Q. Who was the founder of Methodism?
A. John Wesley.
Q. Who, and what was John Wesley?
A. He was the son of Samuel Wesley, a rector in the [Anglican] Church at Epworth in Lincolnshire, England, and was born at that place June 17, 1703. Religiously, he was an [Anglican] and became an eminent priest in that denomination.
Q. Did he ever leave the [Anglican] Church?
A. No. He lived and died a member of the [Anglican] Church and went to St. Paul's Church, England, to commune.
Q. Did he start Methodism as a church?
A. He did not, but simply as a society in the [Anglican] Church to foster good morals, and a holier state of living, and a greater zeal in Christian work.
Q. Was John Wesley a great and good man?
A. He was a great man intellectually, and a good man from a moral point of view, though he was not a converted "New-life" man when he started Methodism.
Q. You do not mean to say that John Wesley began to preach, and started the great Methodist movement when he was yet an unconverted sinner, do you?
A. Yes, I mean to say that very thing.
Q. How long after he started Methodism until he was genuinely converted?
A. Eight and one-half years. He began Methodism in November, 1729, and he dates his own conversion May 24, 1738, "about a quarter before nine o'clock." He says: "Till then (May 24, 1738) sin had dominion over me. I, who went to America to convert others, was never myself converted to God. I had the faith of a servant, though not of a son." "I am 'a child of wrath,' an heir of hell." These things John Wesley said of himself, eight and one-half years after he started Methodism. (See McTyeire's Hist. Methodism, p. 126). ( 7/8/10)
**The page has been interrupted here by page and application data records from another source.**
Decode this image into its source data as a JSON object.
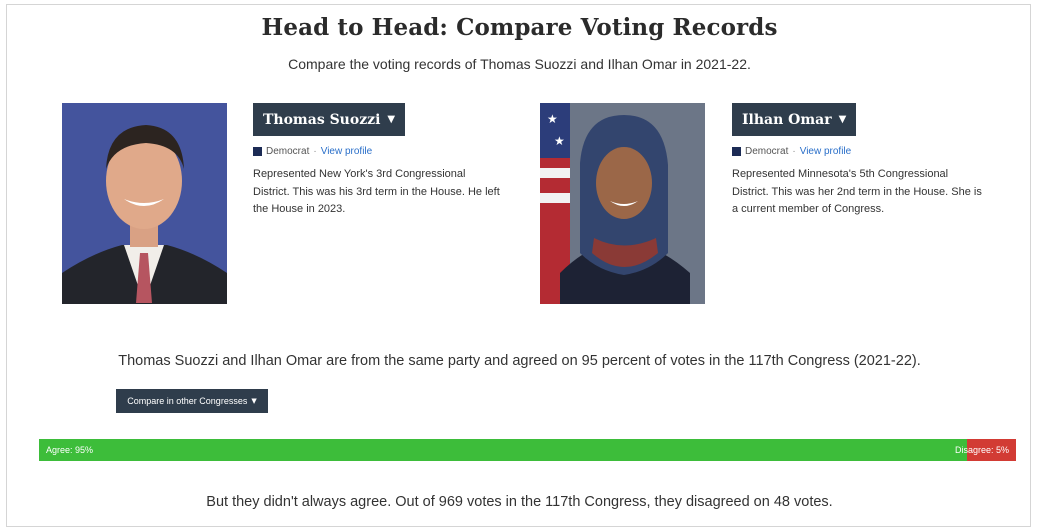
{
  "header": {
    "title": "Head to Head: Compare Voting Records",
    "subtitle": "Compare the voting records of Thomas Suozzi and Ilhan Omar in 2021-22."
  },
  "members": [
    {
      "name": "Thomas Suozzi",
      "party": "Democrat",
      "profile_link": "View profile",
      "bio": "Represented New York's 3rd Congressional District. This was his 3rd term in the House. He left the House in 2023."
    },
    {
      "name": "Ilhan Omar",
      "party": "Democrat",
      "profile_link": "View profile",
      "bio": "Represented Minnesota's 5th Congressional District. This was her 2nd term in the House. She is a current member of Congress."
    }
  ],
  "summary": "Thomas Suozzi and Ilhan Omar are from the same party and agreed on 95 percent of votes in the 117th Congress (2021-22).",
  "compare_button": "Compare in other Congresses",
  "agreement_bar": {
    "agree_label": "Agree: 95%",
    "disagree_label": "Disagree: 5%",
    "agree_fraction": 0.95,
    "agree_color": "#3dbd3a",
    "disagree_color": "#d23b34"
  },
  "footer_text": "But they didn't always agree. Out of 969 votes in the 117th Congress, they disagreed on 48 votes.",
  "colors": {
    "button_bg": "#2f3d4c",
    "democrat": "#1c2b55",
    "link": "#2a6fc9"
  }
}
Wesley was more than catechized, he was ordained a priest prior to his conversion. He certainly had head knowledge and great study but no relationship with the risen Christ. This and similar stories are probably why the idea of formal catechism has fallen by the way side. Some blame the Sunday School movement of the mid 1700s for dumbing down theological education but that too is probably overstated. That was certainly not the goal. The Sunday School movement was focused on building relationship by communicating how that relationship worked with the Bible stories. Rather than focusing on points of theology as the catechism does. That should have been more approachable for children but it can leave a void in theological learning as one matures.

In Catholic circles the sacraments are thought to confer grace. In his darker days, Luther looked back to his baptism for his assurance of salvation. In this context the sacrament of confirmation that would have followed the teaching of the catechism would confer the grace but the theology was taught in the catechism. Luther retained the notion of catechism and indeed his shorter catechism repeated here and is commonly cited today.

God searches for us until we find Him. This in spite of our best efforts as the church.

Packer and Parrett 4/5/10  4/5/10  4/5/10